I can’t articulate what this type of relief felt like, but knowing that nothing in that moment could harm me, left me defenseless and numb. My anonymous saviors encouraged me to get up, but I couldn’t, paralyzed by the comfort of that cement walkway protected by that metallic gate.
They gently brought me inside into the light that allowed me to start assessing my injuries. Hematomas and abrasions, nothing serious. I was breathing without stridor now, but had a painful, hoarse dysphonia. Now that I could appreciate their faces, a son in his late teens and his mother spoke to each other, clearly deciding what in the world to do with me. They called the police who arrived about 15 mins later in a pick-up truck with the bed full of 10 men with their iconic AK-47s and military camo. The 3 of us met them outside, standing on the very cobblestone I had just been attacked on. I immediately found my flashlight and clicked it on. No phone, no wallet.
The police, son and mother exchanged a drawn-out series of interactions as people pointed in different directions and the men in camo stared at me. Finally, the one man dressed in civilian clothing approached me and said: “What do you want me to do about this?”
I mean, I knew that there was no chance in finding these guys. I barely saw their faces for a split second, everyone wears jeans and a sweatshirt here, and everyone pretty much has the same haircut. I couldn’t identify these guys even if they somehow found them. Even so, his question told me everything I needed to know about the usefulness of the Mekelle police. I politely asked for an escort up the remainder of the cobblestone. When I reached my house, the man in plain clothes said something to me in Tigrinya and all of the camo men with AK-47s laughed boisterously. I had no idea what was said, but I didn’t care. There was one more metallic gate between me and my safety and I was focused on opening it.
The familiar shadows of our tiled porch calmed me. As the police truck drove away, I was greeted with a peaceful quiet breeze. The same I had experienced when I started that walk 30 minutes earlier. Glancing up, the stars remained beautiful.
I walked upstairs and knocked on Alaine’s door and explained what happened. Her response was exactly what I needed. She was kind, caring, understanding and helpful. She made me tea and let me use her phone. Other than money, the only other thing in my wallet was my debit card. I used that excuse to call home on Alaine’s phone to explain what happened to my Mother and to get her to cancel the card. My Mom handled the information better than I had expected; perhaps she saw this as an inevitability, just as I had.
The remainder of the night I laid awake, plagued by the never-ending loop of those 5 minutes. Reliving the emotions, blaming myself for not being smarter, stronger, better. But I was lucky. I was alive. Similar robberies end differently every day.

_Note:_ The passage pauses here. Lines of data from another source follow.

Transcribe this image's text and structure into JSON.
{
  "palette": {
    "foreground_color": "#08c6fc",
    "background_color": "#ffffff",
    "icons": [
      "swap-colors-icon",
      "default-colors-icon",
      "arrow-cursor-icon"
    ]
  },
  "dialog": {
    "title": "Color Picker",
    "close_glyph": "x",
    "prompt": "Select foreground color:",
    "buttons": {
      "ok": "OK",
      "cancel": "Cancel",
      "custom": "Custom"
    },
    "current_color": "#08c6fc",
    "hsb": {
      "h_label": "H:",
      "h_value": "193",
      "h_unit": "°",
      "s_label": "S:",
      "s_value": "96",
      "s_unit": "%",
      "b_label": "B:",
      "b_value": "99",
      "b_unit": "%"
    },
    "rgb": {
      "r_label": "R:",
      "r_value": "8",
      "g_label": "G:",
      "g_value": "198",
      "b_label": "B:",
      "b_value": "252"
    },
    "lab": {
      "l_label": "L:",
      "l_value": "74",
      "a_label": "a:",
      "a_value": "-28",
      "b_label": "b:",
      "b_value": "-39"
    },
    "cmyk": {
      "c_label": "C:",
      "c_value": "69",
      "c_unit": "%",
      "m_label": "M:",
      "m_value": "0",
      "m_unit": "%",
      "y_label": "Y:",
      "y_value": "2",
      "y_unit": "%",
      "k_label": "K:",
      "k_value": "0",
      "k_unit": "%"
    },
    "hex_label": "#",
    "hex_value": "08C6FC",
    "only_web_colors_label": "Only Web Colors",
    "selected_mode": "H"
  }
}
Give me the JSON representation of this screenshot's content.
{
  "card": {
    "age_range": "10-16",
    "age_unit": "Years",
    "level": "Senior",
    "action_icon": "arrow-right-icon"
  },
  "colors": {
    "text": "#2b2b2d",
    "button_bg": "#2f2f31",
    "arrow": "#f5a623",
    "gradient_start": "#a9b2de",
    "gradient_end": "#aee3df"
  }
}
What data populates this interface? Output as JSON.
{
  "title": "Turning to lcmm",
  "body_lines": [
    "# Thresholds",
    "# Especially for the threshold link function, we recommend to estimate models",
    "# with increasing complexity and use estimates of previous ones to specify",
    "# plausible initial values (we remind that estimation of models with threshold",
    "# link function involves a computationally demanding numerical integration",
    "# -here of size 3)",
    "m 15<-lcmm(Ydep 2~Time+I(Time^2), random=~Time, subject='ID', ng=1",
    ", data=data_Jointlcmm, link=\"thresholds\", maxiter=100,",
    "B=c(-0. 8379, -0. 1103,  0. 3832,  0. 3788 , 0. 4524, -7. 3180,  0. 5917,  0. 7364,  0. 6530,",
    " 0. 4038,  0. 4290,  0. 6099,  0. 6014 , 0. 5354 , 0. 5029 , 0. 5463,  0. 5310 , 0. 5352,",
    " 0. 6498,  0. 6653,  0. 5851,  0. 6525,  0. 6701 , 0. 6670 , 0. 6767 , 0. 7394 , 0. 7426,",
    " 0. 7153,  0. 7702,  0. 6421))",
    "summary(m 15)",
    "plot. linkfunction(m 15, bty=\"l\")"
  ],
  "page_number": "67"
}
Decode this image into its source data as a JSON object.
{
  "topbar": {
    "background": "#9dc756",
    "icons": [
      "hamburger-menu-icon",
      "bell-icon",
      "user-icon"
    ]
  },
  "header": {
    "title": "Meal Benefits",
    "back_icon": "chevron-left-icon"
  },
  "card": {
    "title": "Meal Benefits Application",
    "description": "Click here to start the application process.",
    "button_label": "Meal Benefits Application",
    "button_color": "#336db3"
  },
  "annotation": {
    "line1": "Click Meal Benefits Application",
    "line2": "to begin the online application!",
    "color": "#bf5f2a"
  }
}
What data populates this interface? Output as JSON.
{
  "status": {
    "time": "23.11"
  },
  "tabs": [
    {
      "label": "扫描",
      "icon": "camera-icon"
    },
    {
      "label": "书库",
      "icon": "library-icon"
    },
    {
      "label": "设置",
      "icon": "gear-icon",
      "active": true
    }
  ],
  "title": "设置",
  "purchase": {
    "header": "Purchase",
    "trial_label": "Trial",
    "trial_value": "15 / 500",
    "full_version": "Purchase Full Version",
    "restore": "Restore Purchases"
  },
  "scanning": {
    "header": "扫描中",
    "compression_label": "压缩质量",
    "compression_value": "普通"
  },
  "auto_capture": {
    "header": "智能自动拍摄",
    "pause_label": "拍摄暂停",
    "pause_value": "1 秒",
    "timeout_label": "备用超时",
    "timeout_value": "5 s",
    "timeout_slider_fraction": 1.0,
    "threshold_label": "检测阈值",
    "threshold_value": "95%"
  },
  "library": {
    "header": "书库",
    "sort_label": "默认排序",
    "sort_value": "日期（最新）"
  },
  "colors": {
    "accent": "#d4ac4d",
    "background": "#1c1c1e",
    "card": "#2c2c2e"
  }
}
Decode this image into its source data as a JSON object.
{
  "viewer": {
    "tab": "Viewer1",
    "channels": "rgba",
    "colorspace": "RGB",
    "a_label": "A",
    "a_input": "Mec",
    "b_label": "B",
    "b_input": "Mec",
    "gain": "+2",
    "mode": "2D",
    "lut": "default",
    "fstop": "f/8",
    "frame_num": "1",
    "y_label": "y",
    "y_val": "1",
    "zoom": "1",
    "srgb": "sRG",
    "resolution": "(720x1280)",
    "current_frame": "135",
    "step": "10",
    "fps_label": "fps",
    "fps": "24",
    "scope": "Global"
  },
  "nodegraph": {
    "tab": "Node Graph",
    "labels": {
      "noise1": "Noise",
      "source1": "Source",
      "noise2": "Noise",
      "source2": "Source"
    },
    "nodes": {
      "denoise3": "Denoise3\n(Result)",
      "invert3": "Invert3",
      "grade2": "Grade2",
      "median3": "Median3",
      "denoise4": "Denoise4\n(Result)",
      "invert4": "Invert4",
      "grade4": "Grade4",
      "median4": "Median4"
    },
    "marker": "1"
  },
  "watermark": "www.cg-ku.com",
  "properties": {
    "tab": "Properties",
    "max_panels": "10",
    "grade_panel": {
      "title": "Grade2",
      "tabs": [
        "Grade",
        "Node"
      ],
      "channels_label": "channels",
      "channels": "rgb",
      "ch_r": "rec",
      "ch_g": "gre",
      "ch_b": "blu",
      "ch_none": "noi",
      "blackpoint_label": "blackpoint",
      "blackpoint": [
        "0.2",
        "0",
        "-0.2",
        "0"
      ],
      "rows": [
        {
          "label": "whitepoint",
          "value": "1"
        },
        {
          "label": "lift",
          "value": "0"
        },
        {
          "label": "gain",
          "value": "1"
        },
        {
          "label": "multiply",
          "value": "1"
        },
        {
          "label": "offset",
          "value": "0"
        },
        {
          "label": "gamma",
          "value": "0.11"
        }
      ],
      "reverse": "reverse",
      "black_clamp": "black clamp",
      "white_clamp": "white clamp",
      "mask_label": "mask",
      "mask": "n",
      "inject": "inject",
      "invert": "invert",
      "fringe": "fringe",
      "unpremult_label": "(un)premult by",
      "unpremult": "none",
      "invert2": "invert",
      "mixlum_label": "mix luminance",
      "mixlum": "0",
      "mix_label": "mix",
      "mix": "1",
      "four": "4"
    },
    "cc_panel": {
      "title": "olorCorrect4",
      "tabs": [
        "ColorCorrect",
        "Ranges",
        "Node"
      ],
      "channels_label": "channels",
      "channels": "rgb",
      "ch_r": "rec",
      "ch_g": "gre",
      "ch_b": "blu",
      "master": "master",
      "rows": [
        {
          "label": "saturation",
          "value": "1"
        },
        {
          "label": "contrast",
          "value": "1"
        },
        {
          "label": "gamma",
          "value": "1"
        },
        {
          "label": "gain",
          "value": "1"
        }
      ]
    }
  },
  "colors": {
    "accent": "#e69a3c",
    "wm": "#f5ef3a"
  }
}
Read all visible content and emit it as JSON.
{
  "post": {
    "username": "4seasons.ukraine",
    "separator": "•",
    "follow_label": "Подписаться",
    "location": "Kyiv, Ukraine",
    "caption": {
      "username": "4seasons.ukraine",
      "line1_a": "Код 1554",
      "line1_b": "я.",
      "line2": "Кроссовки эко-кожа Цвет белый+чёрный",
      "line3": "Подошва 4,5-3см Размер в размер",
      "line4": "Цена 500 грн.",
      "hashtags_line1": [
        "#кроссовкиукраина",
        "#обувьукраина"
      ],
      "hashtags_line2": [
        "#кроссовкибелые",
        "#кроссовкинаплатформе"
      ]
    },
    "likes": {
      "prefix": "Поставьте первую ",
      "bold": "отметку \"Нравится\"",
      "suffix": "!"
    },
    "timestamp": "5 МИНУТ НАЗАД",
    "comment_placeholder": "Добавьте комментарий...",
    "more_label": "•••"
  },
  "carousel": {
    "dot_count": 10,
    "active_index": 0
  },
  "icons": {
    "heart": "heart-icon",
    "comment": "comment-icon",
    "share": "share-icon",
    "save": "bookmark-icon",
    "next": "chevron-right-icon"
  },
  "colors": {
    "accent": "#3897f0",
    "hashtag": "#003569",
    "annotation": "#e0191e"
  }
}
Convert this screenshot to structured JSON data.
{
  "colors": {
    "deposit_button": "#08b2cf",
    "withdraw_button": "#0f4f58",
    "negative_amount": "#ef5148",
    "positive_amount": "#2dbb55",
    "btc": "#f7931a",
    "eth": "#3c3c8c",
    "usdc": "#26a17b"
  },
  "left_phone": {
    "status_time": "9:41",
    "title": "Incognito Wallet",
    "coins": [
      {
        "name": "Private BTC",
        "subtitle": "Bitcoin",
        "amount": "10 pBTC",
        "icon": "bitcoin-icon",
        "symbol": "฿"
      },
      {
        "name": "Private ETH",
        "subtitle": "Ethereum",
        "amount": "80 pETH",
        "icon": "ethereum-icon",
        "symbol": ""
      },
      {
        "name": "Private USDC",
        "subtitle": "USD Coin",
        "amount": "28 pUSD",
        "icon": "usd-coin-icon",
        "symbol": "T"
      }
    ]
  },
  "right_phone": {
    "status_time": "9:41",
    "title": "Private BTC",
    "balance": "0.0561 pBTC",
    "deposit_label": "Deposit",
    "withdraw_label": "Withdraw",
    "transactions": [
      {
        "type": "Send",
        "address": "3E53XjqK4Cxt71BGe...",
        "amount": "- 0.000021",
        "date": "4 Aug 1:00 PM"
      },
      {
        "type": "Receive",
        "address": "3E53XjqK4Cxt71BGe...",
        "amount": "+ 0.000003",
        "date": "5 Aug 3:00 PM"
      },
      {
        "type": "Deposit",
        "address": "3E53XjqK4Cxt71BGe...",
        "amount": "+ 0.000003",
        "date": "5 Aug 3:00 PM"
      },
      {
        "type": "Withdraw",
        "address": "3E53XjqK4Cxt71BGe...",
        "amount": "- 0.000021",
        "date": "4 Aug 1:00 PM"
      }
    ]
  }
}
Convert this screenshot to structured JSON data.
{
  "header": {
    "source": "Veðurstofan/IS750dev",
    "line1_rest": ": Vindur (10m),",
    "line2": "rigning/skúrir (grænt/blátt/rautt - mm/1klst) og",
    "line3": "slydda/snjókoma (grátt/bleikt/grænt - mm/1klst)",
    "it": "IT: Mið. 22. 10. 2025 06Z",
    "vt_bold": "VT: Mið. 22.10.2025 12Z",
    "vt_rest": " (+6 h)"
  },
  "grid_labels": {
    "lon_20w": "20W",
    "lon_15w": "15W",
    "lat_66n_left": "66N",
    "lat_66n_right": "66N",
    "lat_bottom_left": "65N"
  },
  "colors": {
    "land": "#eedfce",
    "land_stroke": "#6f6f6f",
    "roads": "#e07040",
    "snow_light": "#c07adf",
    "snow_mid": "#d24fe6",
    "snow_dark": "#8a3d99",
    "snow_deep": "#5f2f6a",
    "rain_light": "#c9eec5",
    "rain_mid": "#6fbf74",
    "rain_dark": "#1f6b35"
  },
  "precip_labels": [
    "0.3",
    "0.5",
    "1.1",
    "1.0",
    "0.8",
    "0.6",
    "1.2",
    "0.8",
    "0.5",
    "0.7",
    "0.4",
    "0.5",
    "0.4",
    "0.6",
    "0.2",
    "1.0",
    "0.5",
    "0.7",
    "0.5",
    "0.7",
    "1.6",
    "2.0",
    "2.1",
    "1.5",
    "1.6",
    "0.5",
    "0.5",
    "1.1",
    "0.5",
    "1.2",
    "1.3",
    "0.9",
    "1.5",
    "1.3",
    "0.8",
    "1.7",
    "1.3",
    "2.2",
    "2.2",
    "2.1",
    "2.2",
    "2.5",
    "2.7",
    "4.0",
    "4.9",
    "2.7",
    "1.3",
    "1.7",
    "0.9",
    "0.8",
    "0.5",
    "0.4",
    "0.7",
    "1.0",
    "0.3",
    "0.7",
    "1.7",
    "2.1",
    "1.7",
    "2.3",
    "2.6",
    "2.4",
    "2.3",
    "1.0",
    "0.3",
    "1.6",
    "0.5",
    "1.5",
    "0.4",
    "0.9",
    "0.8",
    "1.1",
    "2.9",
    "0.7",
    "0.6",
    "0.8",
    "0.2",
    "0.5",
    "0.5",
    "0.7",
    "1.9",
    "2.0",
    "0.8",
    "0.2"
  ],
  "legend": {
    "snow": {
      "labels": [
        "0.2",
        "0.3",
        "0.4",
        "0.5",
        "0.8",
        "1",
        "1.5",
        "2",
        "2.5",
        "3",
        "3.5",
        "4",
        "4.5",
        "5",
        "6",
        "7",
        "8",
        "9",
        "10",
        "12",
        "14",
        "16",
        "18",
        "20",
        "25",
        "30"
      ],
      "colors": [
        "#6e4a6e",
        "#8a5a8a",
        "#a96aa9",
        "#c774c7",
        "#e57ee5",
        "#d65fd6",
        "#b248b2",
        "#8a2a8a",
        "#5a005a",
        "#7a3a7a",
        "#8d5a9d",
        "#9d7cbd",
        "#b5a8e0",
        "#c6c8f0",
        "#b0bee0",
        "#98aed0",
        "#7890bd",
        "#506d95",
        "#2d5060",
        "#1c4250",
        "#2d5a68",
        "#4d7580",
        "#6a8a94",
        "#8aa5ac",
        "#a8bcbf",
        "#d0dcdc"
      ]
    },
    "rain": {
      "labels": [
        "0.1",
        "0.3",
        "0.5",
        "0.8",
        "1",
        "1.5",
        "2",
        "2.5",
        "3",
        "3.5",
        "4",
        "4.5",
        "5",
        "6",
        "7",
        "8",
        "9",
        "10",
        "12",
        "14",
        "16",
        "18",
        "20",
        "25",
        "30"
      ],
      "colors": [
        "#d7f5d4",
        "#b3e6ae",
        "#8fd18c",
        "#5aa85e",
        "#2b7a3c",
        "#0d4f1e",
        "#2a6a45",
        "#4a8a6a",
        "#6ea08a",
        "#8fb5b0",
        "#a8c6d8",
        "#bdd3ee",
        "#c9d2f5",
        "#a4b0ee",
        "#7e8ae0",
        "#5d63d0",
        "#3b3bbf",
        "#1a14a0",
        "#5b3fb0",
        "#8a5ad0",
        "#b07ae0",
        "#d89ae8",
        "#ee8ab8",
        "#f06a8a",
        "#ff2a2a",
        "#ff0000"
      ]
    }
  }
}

The next morning I made my way to Ayder Hospital and sat down at my desk. Normalcy seemed important. And this reminded me that I suffered blunt laryngeal trauma. I had dysphonia and stridor at one point, but other than pain now, I was asymptomatic. As expressed in my lectures to my residents here, those with blunt injury to the larynx require a flexible laryngoscopy to evaluate for overt injury
So, I walked downstairs into the empty OPD, grabbed the flexible scope and scoped myself. Not the first time I’ve done this….Here the video of my larynx for your enjoyment. Mild bruising of the false cord on the left and an odd intraluminal left posterior cricoid shelf, but otherwise normal. I doubt theres a fracture just in that one spot, so I’ll ignore it.
All in all, my bruises will heal, my tetanus shot will keep me safe and my material possessions will be replaced. My journey here has once again changed my perspective on life and has given me something I can never forget. For now, its back to normalcy. Tomorrow, perhaps I’ll teach a temporal bone lab for the residents.